What they did was miss a golden opportunity to join the single name club. Cleveland endured (and continues to endure) mean spirited jokes about its industrial past and current economic woes. Recently Cleveland was the butt of yet another joke by NBC’s 30 Rock where characters on the show expressed a satirical admiration for Cleveland as a vacation destination. Does Cleveland throw a tantrum and demand respect? Nope, the city rolls with the punches. Great Lakes Brewing Company even named its flagship beer after the infamous 1969 fire that set the Cuyahoga river ablaze. For the record, Burning River Pale Ale is a fabulous beer. It’s aggressively hopped without being woody and the complexities of the malt shine through with each sip.

Toledo might very well owe its popularity to Jamie Farr incessantly plugging his hometown as Max Klinger on MASH. The name also stands out thanks in no small part to the exclamation Holy Toledo but Toledo is known for its many obvious faults more than it is its charms. Nobody seems happy about going there. Name recognition isn’t always a good thing. There’s a fine line between fame and infamy. Look at Reno.

Anonymity isn’t a bad thing at all. Columbus is a great place to live, so what if you don’t want to visit? Now let's all go to Applebee's.

2 comments:

Anonymous said...

"Where did you get that goddamn clown suit? Cleveland?"--"Well, actually, yes sir.
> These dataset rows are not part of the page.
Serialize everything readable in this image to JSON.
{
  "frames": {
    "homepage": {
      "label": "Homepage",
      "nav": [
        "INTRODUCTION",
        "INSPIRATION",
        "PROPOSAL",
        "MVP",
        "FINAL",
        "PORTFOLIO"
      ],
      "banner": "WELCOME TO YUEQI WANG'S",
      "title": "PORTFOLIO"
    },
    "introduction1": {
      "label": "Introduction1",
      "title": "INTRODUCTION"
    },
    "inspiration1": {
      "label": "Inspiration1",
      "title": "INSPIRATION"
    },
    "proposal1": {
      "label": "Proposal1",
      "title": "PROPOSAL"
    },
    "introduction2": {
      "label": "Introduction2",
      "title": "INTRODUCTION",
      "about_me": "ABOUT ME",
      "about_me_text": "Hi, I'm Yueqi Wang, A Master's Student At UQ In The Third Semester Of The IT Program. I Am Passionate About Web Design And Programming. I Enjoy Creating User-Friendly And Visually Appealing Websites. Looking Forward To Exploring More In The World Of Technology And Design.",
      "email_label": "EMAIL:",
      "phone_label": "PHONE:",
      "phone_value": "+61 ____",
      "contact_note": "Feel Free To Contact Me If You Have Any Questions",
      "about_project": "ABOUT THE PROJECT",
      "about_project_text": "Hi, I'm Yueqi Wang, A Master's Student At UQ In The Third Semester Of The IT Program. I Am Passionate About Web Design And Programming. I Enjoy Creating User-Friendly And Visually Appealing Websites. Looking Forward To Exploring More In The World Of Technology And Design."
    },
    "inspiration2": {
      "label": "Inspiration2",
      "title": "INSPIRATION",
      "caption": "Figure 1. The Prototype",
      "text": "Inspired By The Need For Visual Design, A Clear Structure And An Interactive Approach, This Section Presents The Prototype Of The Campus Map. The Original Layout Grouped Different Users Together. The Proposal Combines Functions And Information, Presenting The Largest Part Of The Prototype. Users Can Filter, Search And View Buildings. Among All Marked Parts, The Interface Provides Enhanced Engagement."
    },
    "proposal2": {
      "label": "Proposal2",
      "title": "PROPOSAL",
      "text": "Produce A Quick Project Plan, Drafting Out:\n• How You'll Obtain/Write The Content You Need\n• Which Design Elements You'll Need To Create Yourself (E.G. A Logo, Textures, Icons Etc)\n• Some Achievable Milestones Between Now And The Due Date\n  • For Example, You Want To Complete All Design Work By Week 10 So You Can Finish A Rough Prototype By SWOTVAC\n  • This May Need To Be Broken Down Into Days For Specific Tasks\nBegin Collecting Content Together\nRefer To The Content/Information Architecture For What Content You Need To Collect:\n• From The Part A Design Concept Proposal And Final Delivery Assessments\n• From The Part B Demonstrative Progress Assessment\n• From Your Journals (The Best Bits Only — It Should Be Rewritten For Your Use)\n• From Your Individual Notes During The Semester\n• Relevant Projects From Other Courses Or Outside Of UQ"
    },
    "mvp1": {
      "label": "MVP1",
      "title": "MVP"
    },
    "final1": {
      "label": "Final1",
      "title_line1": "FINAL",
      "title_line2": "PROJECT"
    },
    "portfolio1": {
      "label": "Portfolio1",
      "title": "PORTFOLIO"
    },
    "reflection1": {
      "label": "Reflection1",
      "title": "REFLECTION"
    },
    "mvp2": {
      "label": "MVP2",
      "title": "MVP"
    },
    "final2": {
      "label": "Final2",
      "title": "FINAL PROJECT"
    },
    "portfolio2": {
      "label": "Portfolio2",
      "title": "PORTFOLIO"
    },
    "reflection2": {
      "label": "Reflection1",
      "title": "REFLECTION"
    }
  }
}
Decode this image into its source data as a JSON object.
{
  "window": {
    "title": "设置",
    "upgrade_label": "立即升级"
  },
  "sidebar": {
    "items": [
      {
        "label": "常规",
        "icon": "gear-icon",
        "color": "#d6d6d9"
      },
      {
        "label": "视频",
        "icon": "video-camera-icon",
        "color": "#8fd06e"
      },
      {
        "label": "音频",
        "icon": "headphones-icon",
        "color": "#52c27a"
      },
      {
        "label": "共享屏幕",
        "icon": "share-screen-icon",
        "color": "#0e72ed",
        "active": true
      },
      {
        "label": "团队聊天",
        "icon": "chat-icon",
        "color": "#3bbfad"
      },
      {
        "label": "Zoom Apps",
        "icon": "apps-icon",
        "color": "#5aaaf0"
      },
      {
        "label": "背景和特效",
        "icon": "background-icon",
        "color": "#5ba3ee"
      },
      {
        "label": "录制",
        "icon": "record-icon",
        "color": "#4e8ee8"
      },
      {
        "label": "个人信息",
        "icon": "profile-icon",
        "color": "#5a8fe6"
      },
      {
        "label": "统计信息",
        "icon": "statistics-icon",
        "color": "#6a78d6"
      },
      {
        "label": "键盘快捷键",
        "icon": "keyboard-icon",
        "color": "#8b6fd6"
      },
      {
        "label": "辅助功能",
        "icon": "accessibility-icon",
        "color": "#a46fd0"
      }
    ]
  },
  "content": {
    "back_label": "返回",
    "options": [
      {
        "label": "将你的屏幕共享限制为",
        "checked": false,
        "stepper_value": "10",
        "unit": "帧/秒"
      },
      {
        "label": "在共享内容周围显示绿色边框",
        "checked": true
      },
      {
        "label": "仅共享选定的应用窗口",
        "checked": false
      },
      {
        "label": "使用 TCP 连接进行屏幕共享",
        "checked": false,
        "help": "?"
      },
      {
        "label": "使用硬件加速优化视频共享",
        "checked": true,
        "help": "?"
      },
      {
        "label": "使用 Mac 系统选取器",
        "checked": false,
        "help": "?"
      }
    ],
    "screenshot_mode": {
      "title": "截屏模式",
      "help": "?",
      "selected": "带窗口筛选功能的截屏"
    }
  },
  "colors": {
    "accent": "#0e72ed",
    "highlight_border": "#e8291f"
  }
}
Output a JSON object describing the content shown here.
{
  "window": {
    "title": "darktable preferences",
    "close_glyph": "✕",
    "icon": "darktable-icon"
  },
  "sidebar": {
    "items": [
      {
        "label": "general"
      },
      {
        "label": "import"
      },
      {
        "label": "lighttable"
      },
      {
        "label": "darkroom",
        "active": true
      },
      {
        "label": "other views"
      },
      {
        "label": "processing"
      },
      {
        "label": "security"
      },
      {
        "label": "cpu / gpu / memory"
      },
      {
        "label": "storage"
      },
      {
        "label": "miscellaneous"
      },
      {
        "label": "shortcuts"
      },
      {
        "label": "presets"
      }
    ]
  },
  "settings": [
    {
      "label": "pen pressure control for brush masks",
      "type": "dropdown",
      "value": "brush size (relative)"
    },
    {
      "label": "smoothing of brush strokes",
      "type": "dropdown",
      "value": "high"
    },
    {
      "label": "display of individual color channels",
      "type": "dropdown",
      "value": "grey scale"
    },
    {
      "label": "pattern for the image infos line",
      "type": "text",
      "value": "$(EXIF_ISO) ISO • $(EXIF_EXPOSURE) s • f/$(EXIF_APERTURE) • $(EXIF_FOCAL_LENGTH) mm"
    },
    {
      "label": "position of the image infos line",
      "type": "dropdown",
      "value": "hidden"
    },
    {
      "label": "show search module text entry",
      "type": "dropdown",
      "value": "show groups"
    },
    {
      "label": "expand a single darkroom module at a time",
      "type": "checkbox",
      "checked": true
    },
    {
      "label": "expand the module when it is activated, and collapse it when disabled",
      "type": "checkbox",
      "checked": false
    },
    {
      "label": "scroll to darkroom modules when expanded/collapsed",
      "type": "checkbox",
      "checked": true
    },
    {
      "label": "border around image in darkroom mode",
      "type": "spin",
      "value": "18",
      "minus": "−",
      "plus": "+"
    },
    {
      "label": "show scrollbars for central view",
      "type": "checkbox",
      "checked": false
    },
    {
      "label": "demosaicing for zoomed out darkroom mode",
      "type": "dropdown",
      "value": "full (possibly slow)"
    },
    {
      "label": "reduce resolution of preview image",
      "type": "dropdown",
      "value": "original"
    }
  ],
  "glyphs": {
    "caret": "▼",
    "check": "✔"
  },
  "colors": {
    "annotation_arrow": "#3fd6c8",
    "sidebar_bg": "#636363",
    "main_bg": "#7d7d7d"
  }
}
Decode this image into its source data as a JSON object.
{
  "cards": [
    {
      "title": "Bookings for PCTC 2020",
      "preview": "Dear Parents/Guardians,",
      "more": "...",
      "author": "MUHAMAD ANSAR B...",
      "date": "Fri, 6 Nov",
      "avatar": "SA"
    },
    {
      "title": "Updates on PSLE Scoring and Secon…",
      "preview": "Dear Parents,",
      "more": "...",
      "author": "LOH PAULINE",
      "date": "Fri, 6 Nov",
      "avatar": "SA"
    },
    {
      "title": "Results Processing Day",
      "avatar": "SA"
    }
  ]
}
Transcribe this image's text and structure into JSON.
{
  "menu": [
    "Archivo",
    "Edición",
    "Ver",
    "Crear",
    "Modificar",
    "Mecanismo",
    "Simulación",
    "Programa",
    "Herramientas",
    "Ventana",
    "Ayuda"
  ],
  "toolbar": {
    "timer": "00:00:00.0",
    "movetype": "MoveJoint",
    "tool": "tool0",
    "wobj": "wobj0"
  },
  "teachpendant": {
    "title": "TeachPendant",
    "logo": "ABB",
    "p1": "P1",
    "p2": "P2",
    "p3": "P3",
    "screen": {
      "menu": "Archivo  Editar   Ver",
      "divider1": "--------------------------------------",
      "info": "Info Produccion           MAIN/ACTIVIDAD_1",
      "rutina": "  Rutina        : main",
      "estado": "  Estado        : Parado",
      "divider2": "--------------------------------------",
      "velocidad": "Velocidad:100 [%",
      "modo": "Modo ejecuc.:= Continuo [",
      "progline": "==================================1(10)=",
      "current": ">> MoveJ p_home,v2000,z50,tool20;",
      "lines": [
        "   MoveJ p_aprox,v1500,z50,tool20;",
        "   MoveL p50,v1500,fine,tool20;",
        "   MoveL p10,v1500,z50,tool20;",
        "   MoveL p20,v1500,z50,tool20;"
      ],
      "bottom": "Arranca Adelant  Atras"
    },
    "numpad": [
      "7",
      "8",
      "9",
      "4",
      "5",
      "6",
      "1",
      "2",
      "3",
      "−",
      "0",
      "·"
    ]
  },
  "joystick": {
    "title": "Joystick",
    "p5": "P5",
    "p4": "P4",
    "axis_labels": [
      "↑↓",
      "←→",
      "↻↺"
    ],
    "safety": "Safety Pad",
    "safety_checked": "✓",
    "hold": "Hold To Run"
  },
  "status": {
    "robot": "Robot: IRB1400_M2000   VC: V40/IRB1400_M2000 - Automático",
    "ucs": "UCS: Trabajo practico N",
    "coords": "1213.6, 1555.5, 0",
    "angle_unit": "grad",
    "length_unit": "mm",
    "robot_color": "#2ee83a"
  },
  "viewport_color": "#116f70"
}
I did... uh.. get it in Cleveland."

And also-- Where is it that you're from?
- Cleveland. - Cleveland.
- Lake Erie. - Erie.
Do you have any parents back in, uh, Erie?

Casey said...

I hear the Applebee's in Ashland has all-you-can-eat riblets and a damn fine brew of kiwi lemonade.